Drink This Now: Gentleman Smuggler at the Townshend
The patio-perfect cocktail pays homage to the original Patriot, John Hancock.
John Hancock was not drinking coconut cream when he was around in Quincy, but if he was there today, the known dandy might sip this pink drink. The Gentleman Smuggler, a seasonal cocktail that was on Palmer Matthews’ list when he first opened the Townshend two years ago, is back just in time for Patriots’ Day—and sunny weather.
“A lot of what we do is brandies, whiskies, fortified wines, those darker sipping spirits that would have been more available around the time of the Founding Fathers,” says Matthews, a Drink veteran and bar manager at the buzzy Quincy Center restaurant. “But this time of year, when you get days like this,” he, personally, starts craving coconut cream, he says.

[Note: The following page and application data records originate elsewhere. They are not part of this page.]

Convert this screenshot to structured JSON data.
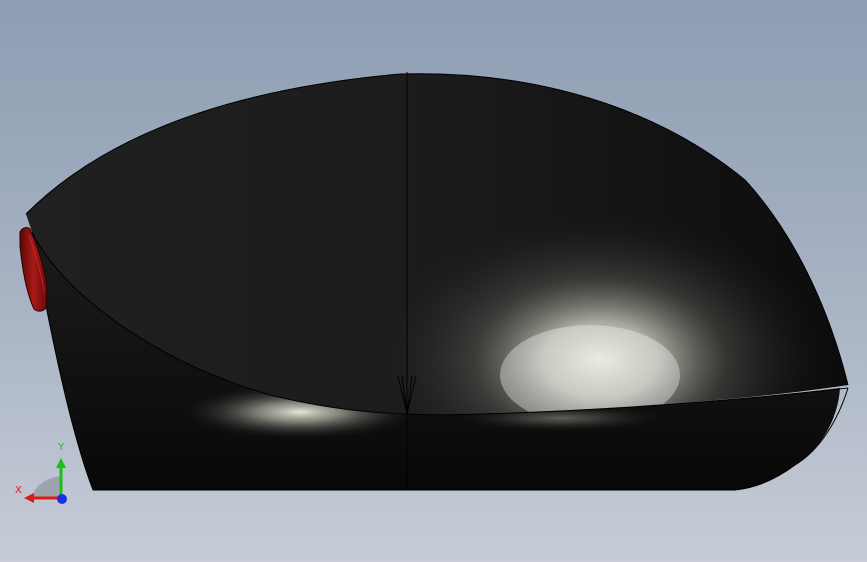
{
  "viewport": {
    "background_top": "#8d9db2",
    "background_bottom": "#c7ccd7"
  },
  "model": {
    "body_color": "#1a1a1a",
    "button_color": "#8c1010",
    "highlight_color": "#f4f4e6",
    "edge_color": "#000000",
    "symbol": "downward-arrow"
  },
  "triad": {
    "x_label": "X",
    "y_label": "Y",
    "x_color": "#e01818",
    "y_color": "#18c018",
    "z_color": "#1830e0"
  }
}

As a mixer, most drinkers are familiar with coconut cream in drinks like a Painkiller, or a piña colada. But this spin spices it up with a house-made, pink peppercorn syrup. Along with Privateer Rum and a bright squeeze of lemon, it’s perfect on a spring afternoon, like the forecast on Marathon Monday this year.
The Gentleman Smuggler is named for Founding Father John Hancock, who was born in Quincy. As a shipping magnate, Hancock was keenly interested in preventing the British from taxing imports, like tea and rum, so he smuggled them into Boston. He was quite good at it, and used his wealth to help fund the early days of the rebellion against the British.

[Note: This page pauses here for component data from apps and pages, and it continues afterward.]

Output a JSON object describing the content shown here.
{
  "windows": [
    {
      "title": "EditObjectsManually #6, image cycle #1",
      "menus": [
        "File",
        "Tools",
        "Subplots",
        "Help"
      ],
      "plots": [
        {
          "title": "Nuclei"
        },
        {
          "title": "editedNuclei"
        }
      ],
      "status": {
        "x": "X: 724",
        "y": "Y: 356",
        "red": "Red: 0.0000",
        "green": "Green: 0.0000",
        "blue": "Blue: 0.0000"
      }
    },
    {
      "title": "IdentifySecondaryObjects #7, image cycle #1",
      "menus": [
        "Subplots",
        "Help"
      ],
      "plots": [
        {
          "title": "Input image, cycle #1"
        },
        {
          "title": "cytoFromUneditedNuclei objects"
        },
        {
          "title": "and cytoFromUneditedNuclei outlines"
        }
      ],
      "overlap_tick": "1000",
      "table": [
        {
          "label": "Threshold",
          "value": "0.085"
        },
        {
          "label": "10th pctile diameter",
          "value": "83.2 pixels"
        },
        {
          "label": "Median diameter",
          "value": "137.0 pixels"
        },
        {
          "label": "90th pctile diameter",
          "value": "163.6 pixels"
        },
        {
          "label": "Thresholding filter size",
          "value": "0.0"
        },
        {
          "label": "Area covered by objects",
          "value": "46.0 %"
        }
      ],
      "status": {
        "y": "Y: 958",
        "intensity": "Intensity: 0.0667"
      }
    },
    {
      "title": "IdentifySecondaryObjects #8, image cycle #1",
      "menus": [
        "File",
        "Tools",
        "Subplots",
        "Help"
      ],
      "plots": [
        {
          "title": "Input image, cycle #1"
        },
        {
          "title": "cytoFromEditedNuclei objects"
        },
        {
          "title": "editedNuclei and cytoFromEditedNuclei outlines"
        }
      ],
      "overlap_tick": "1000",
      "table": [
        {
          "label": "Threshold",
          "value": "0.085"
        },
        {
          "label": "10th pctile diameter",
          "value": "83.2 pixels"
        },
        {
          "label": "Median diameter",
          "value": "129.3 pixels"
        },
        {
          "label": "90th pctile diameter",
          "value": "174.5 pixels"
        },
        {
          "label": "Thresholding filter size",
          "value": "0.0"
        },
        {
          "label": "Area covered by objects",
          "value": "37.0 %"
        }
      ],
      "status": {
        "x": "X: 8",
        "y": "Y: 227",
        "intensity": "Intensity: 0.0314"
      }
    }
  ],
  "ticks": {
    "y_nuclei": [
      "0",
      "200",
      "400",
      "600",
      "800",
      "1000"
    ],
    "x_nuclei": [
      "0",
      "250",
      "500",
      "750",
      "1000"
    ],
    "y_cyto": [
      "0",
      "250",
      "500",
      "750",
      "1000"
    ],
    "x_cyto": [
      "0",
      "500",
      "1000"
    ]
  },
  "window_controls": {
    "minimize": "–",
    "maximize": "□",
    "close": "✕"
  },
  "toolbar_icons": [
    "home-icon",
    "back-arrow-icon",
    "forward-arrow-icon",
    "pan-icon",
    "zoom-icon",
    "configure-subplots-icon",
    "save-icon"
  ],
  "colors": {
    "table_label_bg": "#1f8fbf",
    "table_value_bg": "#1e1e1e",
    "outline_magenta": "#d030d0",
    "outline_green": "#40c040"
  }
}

(Of course, the Townshend itself is named for the infamous Acts levied against the Colonists that eventually led to the American Revolution.)
The Privateer Rum in the Gentleman Smuggler is another homage to New England history. While most of Matthews’ guests default to tropical island drinks when they order rum, he says, he notes the spirit has a large role in local trade history, as well as in the daily life of the Founding Fathers. The Salem distillery represents New England well, Matthews says.

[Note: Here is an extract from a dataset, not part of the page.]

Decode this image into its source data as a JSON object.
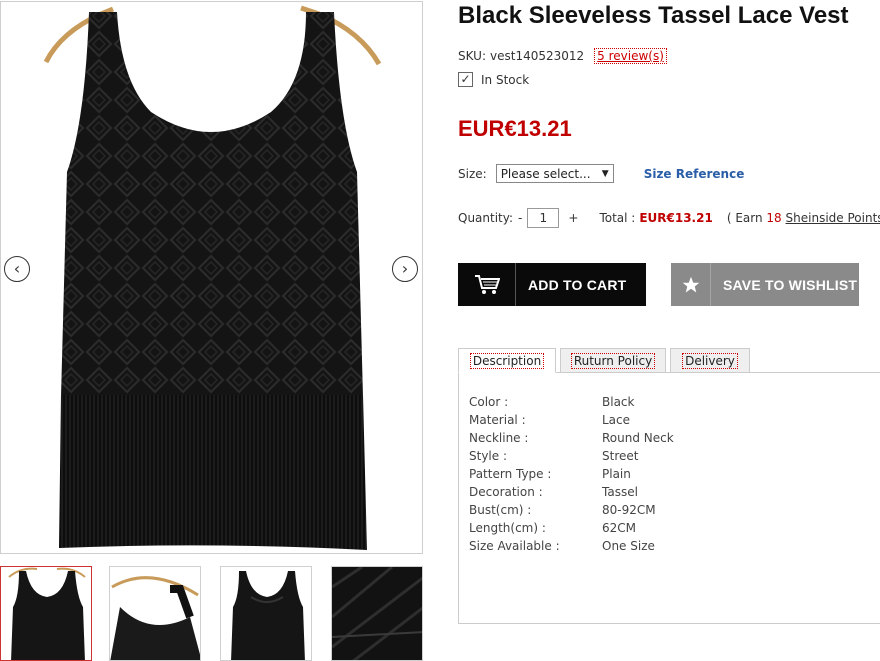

“Opening a cocktail bar in my hometown, at a time when Quincy Center is seeing a lot of invigoration and progress, has been a full circle thing,” Matthews says, admitting he sometimes took the local significance for granted.
The Hancock Cemetery, named for John’s father and established in 1640, is right across the street from the Townshend. The historic ’hood is also home to Adams National Historical Park, the first presidential library, and more sites, which all open for the season on Patriots’ Day.
So, if the bustle of Back Bay is not your cup of tea on Monday, consider Quincy for a patriotic tour—and a seasonally perfect cocktail.
The Townshend, opens at 4 p.m. on Patriots’ Day, 1250 Hancock St., Quincy Center, 617-481-9694, thetownshend.com.